How do you feel about the prospect of restrictions being eased or removed? Are you excited about the prospect of having a little more freedom, or anxious about what this means for your health, or somewhere in between? It's important to remember you're not alone in experiencing a range of emotions after adapting to lockdown life.

Coronavirus Updates from the government are likely to spell out more ways that normal life could resume over the coming weeks and months. Let's explore four of the feelings you might be experiencing.


For those who felt hemmed in or frustrated by the restrictions, there may be a sense of excited anticipation of these steps towards normality. If you are going to make the most of any new freedoms, remember to stay safe and enjoy any new activities perhaps with courtesy to others who may be feeling less confident. Be sure to be kind to yourself when resuming activities - include more rest, adjustments to medication or a plan to make a gradual return, so your body and mind can get used to the changes in your day.


If you are feeling bamboozled by conflicting information, or find there is no specific advice for your particular situation, it's important to make a list of the situations you are most concerned about and ask your healthcare professionals for their advice. You can then create your own set of guiding principles about the things that will and won't feel safe to do while still following the latest guidance from the government.

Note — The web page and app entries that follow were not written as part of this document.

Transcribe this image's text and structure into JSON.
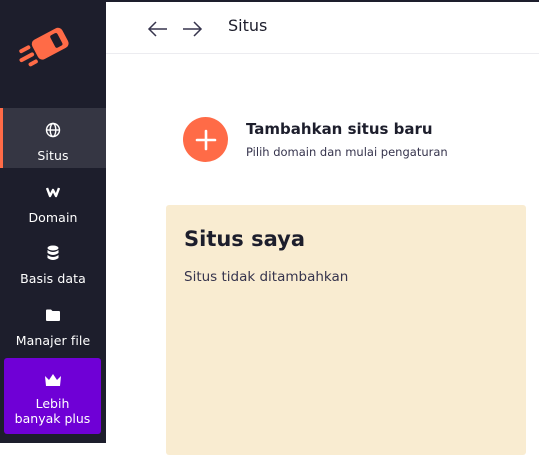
{
  "sidebar": {
    "items": [
      {
        "label": "Situs",
        "icon": "globe-icon",
        "active": true
      },
      {
        "label": "Domain",
        "icon": "www-icon",
        "active": false
      },
      {
        "label": "Basis data",
        "icon": "database-icon",
        "active": false
      },
      {
        "label": "Manajer file",
        "icon": "folder-icon",
        "active": false
      }
    ],
    "upgrade": {
      "label": "Lebih banyak plus",
      "icon": "crown-icon"
    }
  },
  "header": {
    "title": "Situs"
  },
  "add_site": {
    "title": "Tambahkan situs baru",
    "subtitle": "Pilih domain dan mulai pengaturan"
  },
  "my_sites": {
    "title": "Situs saya",
    "empty_text": "Situs tidak ditambahkan"
  },
  "colors": {
    "sidebar_bg": "#1d1e2c",
    "accent": "#ff6b47",
    "upgrade_bg": "#6f00d6",
    "card_bg": "#f9ecd1"
  }
}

These decisions are very personal, and whilst it's not possible to make the 'ideal' choice, will help you feel a little more confident about the coming weeks. Review your list as new information and guidance becomes available and make changes that make you feel the most comfortable about adapting to any new stage in the journey towards normality. Share your list with your family or carers and ask them for any suggestions.

Anxiety or fear

For those who shielded and have been adjusting to getting out and about a bit more, there may be significant fears and anxieties about moving back to normality.

There might also be anxieties about the prospect of returning to work or about family members who might start leaving their homes more and how safe they are. See our selection of help and support links for advice on how to explore your feelings and bring a bit more calm into your life.


If you're used to having your family and friends around, playing team sports or socialising, the restrictions might have felt like they were dragged on forever. You may feel each step in removal of restrictions is very frustratingly slow. All our experiences of the restrictions are very personal. Try to keep up to date with the changes coming through and make the most of any new freedoms that come along. Browse our links to help and support on developing gratitude for what you are able to do and to take positive steps to lighten your days until you can get back to doing the things you love to do.

However you are feeling at the moment

Take your time. We've all had to make significant changes over a long period and face the prospect of more to come. Remember, all the feelings we've talked about are completely understandable and everyone reacts differently.

You might find it helpful to seek out ideas and support to help you manage these feelings. Here are some great places to start:

Every Mind Matters


ADSHG Blog: Coping with Psychological Stress

ADSHG Article: Reducing the stress of a long term condition